[Activity] Please restate every line below exactly, without any pictures.

(Beginning of Records for this exercise)

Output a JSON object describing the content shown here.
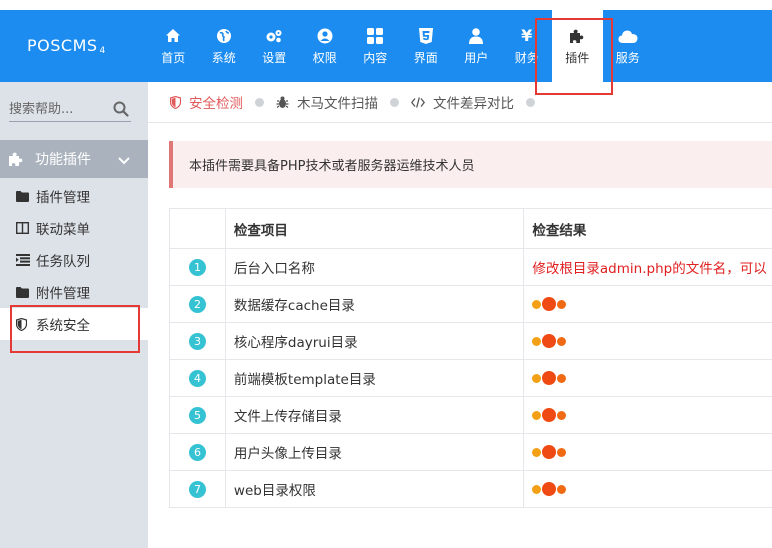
{
  "app": {
    "logo": "POSCMS",
    "logo_version": "4"
  },
  "topnav": [
    {
      "label": "首页",
      "icon": "home-icon"
    },
    {
      "label": "系统",
      "icon": "globe-icon"
    },
    {
      "label": "设置",
      "icon": "cogs-icon"
    },
    {
      "label": "权限",
      "icon": "user-circle-icon"
    },
    {
      "label": "内容",
      "icon": "grid-icon"
    },
    {
      "label": "界面",
      "icon": "html5-icon"
    },
    {
      "label": "用户",
      "icon": "user-icon"
    },
    {
      "label": "财务",
      "icon": "yen-icon"
    },
    {
      "label": "插件",
      "icon": "puzzle-icon"
    },
    {
      "label": "服务",
      "icon": "cloud-icon"
    }
  ],
  "active_nav": "插件",
  "search": {
    "placeholder": "搜索帮助..."
  },
  "sidebar": {
    "group": "功能插件",
    "items": [
      {
        "label": "插件管理",
        "icon": "folder-icon"
      },
      {
        "label": "联动菜单",
        "icon": "columns-icon"
      },
      {
        "label": "任务队列",
        "icon": "list-icon"
      },
      {
        "label": "附件管理",
        "icon": "folder-icon"
      },
      {
        "label": "系统安全",
        "icon": "shield-icon"
      }
    ],
    "active": "系统安全"
  },
  "tabs": [
    {
      "label": "安全检测",
      "icon": "shield-icon"
    },
    {
      "label": "木马文件扫描",
      "icon": "bug-icon"
    },
    {
      "label": "文件差异对比",
      "icon": "code-icon"
    }
  ],
  "alert": "本插件需要具备PHP技术或者服务器运维技术人员",
  "table": {
    "headers": [
      "检查项目",
      "检查结果"
    ],
    "rows": [
      {
        "num": "1",
        "item": "后台入口名称",
        "result": "修改根目录admin.php的文件名，可以"
      },
      {
        "num": "2",
        "item": "数据缓存cache目录",
        "result": ""
      },
      {
        "num": "3",
        "item": "核心程序dayrui目录",
        "result": ""
      },
      {
        "num": "4",
        "item": "前端模板template目录",
        "result": ""
      },
      {
        "num": "5",
        "item": "文件上传存储目录",
        "result": ""
      },
      {
        "num": "6",
        "item": "用户头像上传目录",
        "result": ""
      },
      {
        "num": "7",
        "item": "web目录权限",
        "result": ""
      }
    ]
  },
  "colors": {
    "topbar": "#1c8cf0",
    "accent": "#35c3d4",
    "error": "#e02020",
    "highlight": "#e53935"
  }
}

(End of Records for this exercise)

[Exercise response]
Output a JSON object describing the content shown here.
{
  "app": {
    "logo": "POSCMS",
    "logo_version": "4"
  },
  "topnav": [
    {
      "label": "首页",
      "icon": "home-icon"
    },
    {
      "label": "系统",
      "icon": "globe-icon"
    },
    {
      "label": "设置",
      "icon": "cogs-icon"
    },
    {
      "label": "权限",
      "icon": "user-circle-icon"
    },
    {
      "label": "内容",
      "icon": "grid-icon"
    },
    {
      "label": "界面",
      "icon": "html5-icon"
    },
    {
      "label": "用户",
      "icon": "user-icon"
    },
    {
      "label": "财务",
      "icon": "yen-icon"
    },
    {
      "label": "插件",
      "icon": "puzzle-icon"
    },
    {
      "label": "服务",
      "icon": "cloud-icon"
    }
  ],
  "active_nav": "插件",
  "search": {
    "placeholder": "搜索帮助..."
  },
  "sidebar": {
    "group": "功能插件",
    "items": [
      {
        "label": "插件管理",
        "icon": "folder-icon"
      },
      {
        "label": "联动菜单",
        "icon": "columns-icon"
      },
      {
        "label": "任务队列",
        "icon": "list-icon"
      },
      {
        "label": "附件管理",
        "icon": "folder-icon"
      },
      {
        "label": "系统安全",
        "icon": "shield-icon"
      }
    ],
    "active": "系统安全"
  },
  "tabs": [
    {
      "label": "安全检测",
      "icon": "shield-icon"
    },
    {
      "label": "木马文件扫描",
      "icon": "bug-icon"
    },
    {
      "label": "文件差异对比",
      "icon": "code-icon"
    }
  ],
  "alert": "本插件需要具备PHP技术或者服务器运维技术人员",
  "table": {
    "headers": [
      "检查项目",
      "检查结果"
    ],
    "rows": [
      {
        "num": "1",
        "item": "后台入口名称",
        "result": "修改根目录admin.php的文件名，可以"
      },
      {
        "num": "2",
        "item": "数据缓存cache目录",
        "result": ""
      },
      {
        "num": "3",
        "item": "核心程序dayrui目录",
        "result": ""
      },
      {
        "num": "4",
        "item": "前端模板template目录",
        "result": ""
      },
      {
        "num": "5",
        "item": "文件上传存储目录",
        "result": ""
      },
      {
        "num": "6",
        "item": "用户头像上传目录",
        "result": ""
      },
      {
        "num": "7",
        "item": "web目录权限",
        "result": ""
      }
    ]
  },
  "colors": {
    "topbar": "#1c8cf0",
    "accent": "#35c3d4",
    "error": "#e02020",
    "highlight": "#e53935"
  }
}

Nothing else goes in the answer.